**** RECORDS TO PROCESS

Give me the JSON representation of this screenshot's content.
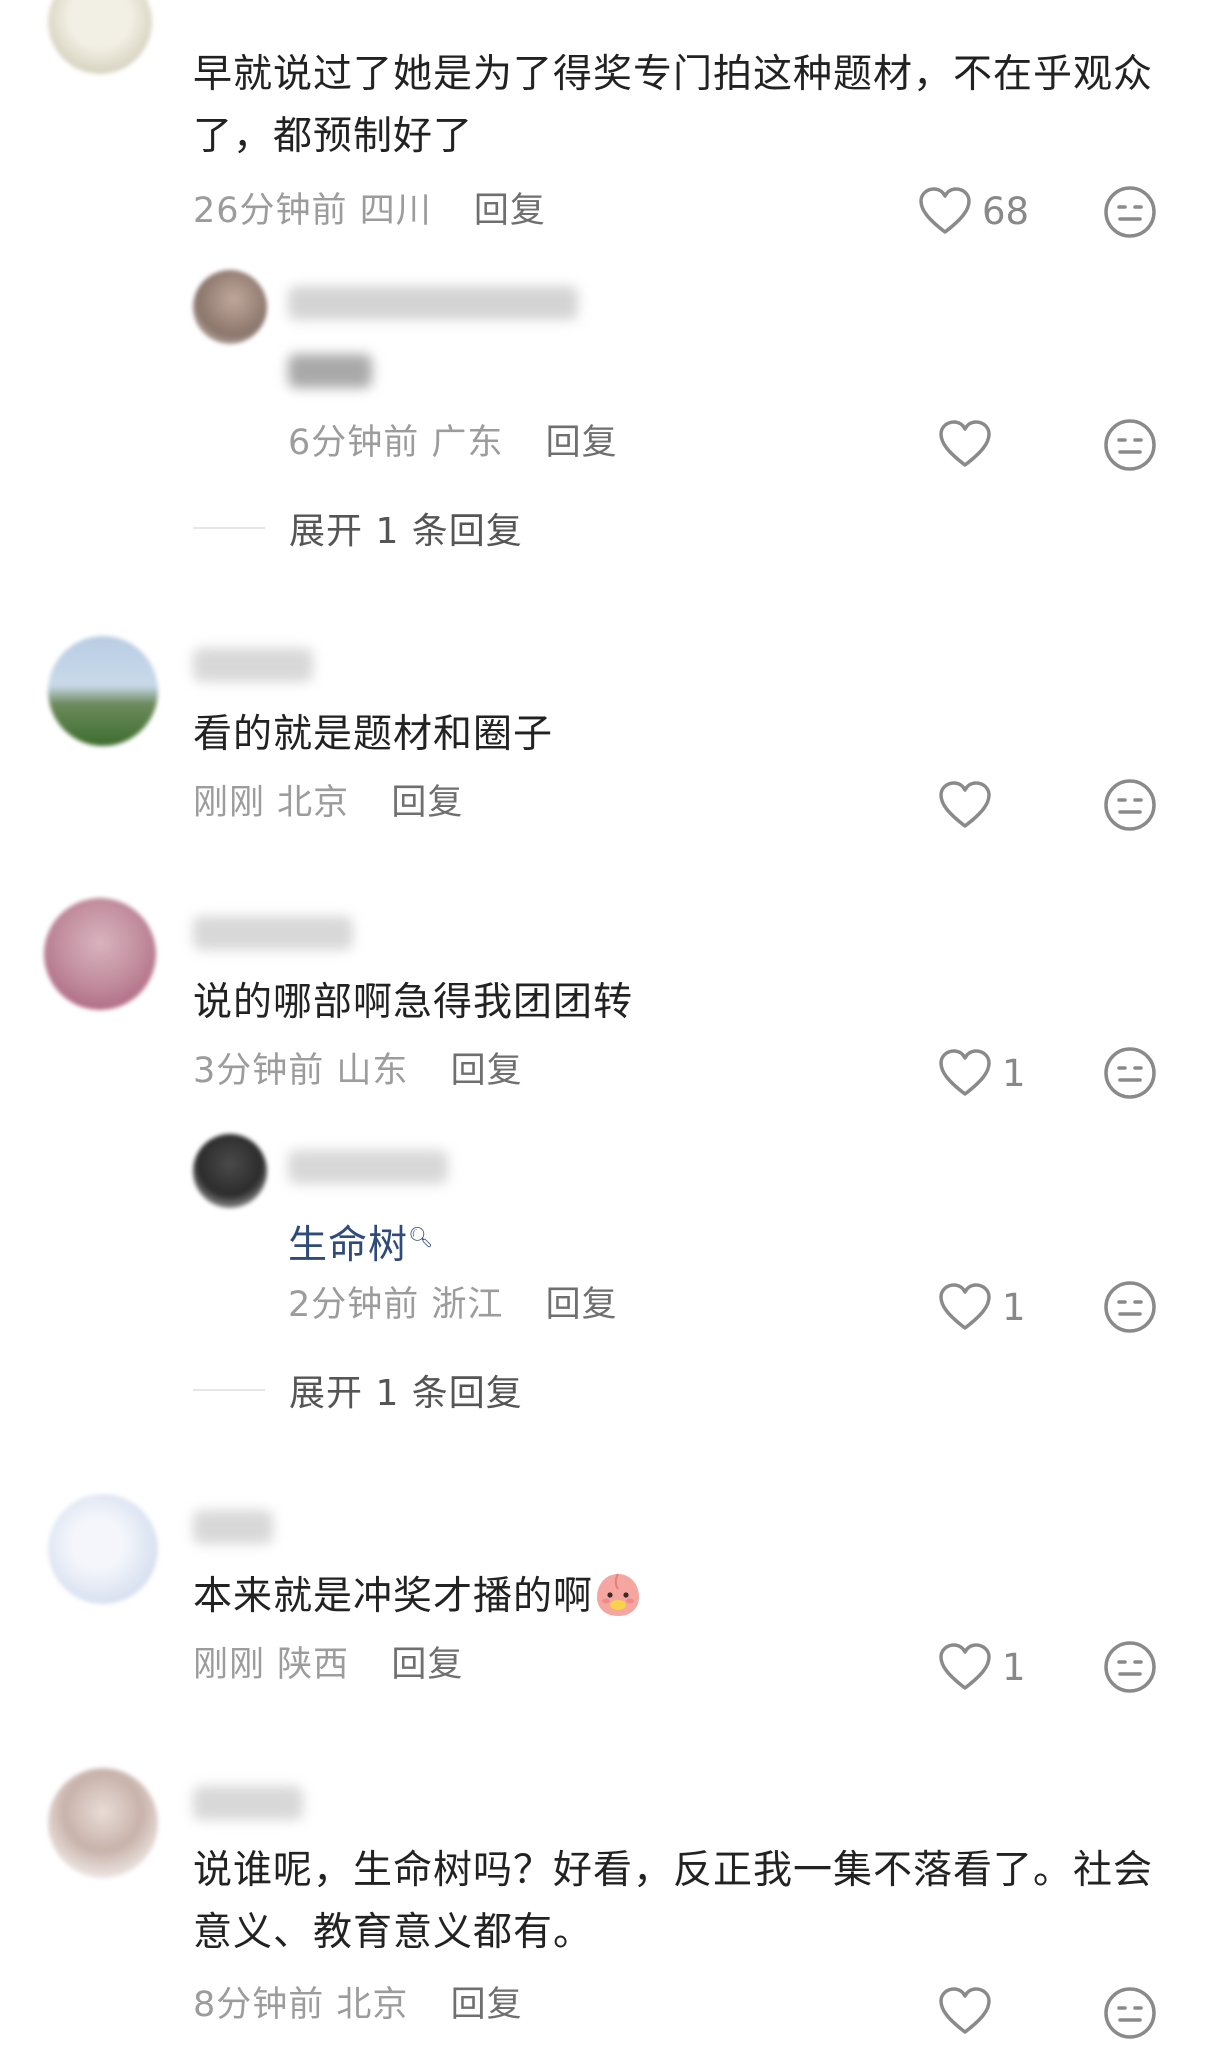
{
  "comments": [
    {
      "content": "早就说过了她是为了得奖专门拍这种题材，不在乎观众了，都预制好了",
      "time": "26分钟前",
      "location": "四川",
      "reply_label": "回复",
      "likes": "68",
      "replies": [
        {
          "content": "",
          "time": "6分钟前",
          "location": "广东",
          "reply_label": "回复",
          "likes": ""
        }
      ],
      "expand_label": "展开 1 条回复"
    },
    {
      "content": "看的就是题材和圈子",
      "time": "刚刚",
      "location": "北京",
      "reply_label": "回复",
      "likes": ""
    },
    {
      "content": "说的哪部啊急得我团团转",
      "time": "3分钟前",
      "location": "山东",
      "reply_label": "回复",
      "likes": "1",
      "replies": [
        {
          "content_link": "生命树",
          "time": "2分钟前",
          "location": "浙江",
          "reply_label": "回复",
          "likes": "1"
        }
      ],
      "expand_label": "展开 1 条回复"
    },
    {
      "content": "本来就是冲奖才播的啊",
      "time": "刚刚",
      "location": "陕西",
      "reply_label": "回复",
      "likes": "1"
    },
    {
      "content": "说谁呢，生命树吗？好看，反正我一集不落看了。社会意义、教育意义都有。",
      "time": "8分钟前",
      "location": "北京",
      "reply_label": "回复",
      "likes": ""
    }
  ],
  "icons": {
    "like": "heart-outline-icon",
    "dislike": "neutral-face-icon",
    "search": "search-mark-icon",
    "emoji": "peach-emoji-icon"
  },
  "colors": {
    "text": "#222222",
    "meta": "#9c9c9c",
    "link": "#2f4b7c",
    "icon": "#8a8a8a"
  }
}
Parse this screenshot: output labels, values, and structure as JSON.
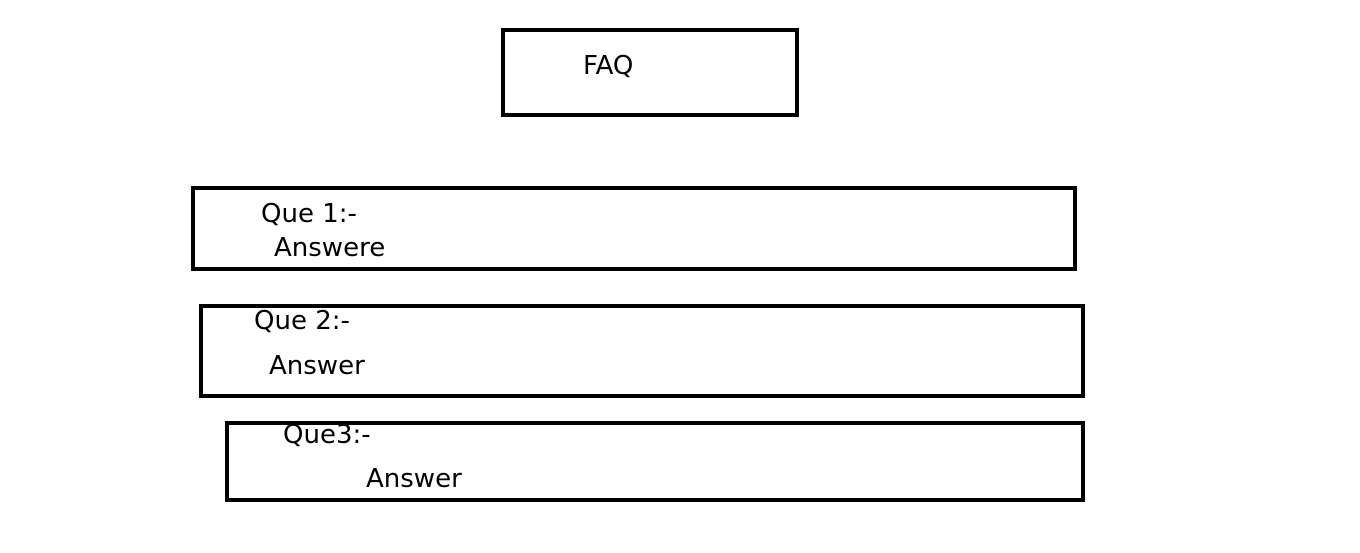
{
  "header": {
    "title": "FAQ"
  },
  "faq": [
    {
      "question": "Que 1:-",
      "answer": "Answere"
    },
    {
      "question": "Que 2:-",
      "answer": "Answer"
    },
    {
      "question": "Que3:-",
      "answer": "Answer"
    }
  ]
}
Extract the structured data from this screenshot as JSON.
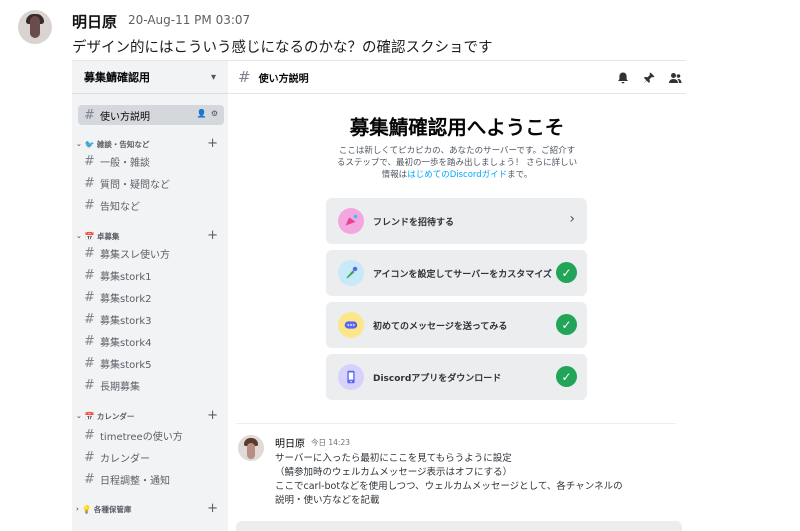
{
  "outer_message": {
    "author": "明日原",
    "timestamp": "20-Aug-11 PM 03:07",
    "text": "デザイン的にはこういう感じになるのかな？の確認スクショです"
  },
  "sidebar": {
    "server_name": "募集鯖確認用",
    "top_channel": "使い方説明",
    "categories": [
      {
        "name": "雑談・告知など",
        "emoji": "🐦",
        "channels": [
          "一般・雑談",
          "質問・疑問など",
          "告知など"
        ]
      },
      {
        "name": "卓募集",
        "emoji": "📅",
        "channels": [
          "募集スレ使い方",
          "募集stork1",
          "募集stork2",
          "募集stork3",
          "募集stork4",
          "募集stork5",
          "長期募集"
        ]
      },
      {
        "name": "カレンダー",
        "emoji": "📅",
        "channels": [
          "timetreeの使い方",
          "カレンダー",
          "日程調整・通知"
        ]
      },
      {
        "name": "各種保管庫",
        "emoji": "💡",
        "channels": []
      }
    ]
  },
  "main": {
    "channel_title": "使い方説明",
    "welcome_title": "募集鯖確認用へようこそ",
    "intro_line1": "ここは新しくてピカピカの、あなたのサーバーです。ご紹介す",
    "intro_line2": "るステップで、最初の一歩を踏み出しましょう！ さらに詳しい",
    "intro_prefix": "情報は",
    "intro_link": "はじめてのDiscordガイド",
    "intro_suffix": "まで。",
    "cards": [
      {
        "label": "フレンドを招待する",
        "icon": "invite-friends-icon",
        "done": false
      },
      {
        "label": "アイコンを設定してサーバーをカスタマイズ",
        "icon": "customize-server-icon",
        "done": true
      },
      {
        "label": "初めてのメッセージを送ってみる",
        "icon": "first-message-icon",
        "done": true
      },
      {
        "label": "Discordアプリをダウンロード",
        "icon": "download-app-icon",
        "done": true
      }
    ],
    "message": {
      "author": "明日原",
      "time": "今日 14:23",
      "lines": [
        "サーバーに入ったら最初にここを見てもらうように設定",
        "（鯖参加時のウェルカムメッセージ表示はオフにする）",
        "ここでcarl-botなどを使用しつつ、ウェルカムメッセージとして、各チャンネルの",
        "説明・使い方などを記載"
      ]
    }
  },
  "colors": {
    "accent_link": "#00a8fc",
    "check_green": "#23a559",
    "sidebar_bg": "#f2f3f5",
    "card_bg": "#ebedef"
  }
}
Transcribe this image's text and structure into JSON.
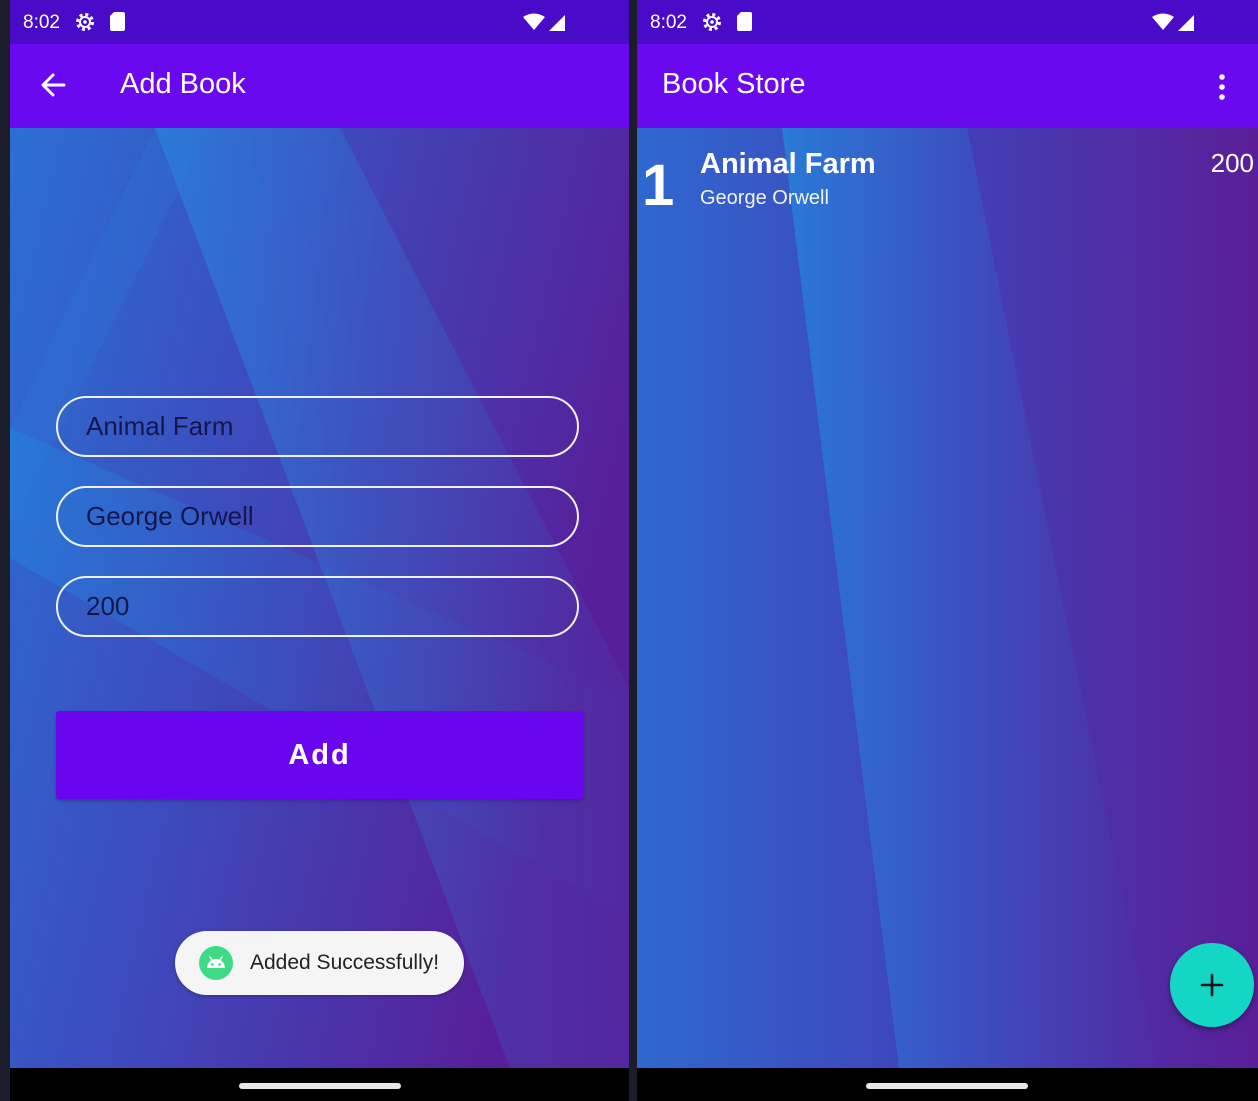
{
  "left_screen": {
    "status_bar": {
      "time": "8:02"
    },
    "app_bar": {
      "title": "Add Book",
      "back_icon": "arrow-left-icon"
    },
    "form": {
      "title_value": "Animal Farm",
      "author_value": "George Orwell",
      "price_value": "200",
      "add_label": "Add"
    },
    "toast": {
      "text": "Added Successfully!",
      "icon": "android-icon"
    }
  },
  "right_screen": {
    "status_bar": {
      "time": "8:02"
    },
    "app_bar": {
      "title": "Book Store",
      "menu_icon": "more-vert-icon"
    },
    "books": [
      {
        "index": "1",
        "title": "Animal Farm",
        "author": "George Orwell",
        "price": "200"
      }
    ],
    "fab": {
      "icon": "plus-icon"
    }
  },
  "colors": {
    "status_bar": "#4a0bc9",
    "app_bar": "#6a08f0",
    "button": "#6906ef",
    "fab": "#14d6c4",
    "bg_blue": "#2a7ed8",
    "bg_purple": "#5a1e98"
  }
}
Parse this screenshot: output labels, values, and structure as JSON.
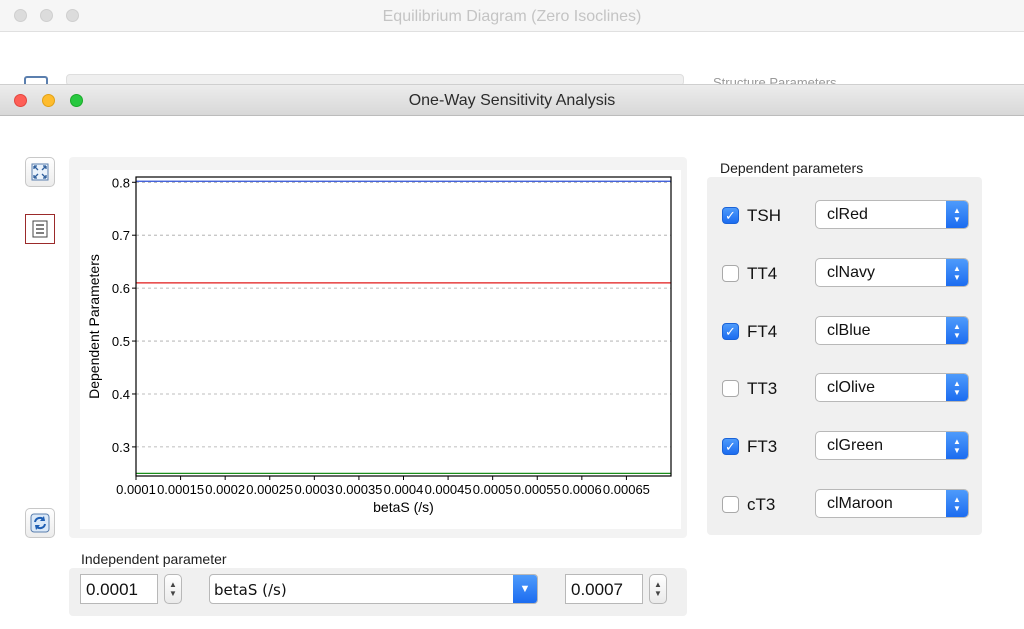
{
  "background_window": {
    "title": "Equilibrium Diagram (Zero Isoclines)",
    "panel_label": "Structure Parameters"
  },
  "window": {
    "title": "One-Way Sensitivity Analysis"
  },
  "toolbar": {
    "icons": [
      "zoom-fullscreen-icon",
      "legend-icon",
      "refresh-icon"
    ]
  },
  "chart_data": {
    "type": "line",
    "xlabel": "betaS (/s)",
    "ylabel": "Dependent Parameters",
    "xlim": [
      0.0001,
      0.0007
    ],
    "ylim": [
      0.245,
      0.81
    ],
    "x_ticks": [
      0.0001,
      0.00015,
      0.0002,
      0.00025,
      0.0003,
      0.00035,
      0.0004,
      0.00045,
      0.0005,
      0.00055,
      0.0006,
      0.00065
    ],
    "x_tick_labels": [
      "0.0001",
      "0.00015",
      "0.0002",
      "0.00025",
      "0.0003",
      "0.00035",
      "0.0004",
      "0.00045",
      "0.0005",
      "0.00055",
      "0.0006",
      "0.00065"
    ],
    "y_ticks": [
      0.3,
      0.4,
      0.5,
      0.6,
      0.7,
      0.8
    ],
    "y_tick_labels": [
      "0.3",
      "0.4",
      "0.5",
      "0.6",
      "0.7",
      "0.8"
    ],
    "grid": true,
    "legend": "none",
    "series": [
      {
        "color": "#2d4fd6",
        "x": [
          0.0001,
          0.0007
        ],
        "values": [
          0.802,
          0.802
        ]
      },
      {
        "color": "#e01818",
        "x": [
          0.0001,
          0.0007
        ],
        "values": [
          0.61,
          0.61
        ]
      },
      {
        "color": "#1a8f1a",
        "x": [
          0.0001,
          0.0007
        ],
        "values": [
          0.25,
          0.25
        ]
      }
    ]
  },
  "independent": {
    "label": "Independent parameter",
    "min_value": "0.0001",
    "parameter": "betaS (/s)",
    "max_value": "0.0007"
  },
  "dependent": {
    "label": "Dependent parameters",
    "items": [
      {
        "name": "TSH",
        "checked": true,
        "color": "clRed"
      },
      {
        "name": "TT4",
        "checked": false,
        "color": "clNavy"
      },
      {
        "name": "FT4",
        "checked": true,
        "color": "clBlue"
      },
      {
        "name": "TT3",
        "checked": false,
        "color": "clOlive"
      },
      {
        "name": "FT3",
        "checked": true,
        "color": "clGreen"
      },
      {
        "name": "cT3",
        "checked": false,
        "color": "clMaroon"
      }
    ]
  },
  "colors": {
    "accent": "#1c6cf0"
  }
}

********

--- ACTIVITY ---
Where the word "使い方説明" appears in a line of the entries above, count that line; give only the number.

--- SOLUTION TO THIS EXERCISE ---
2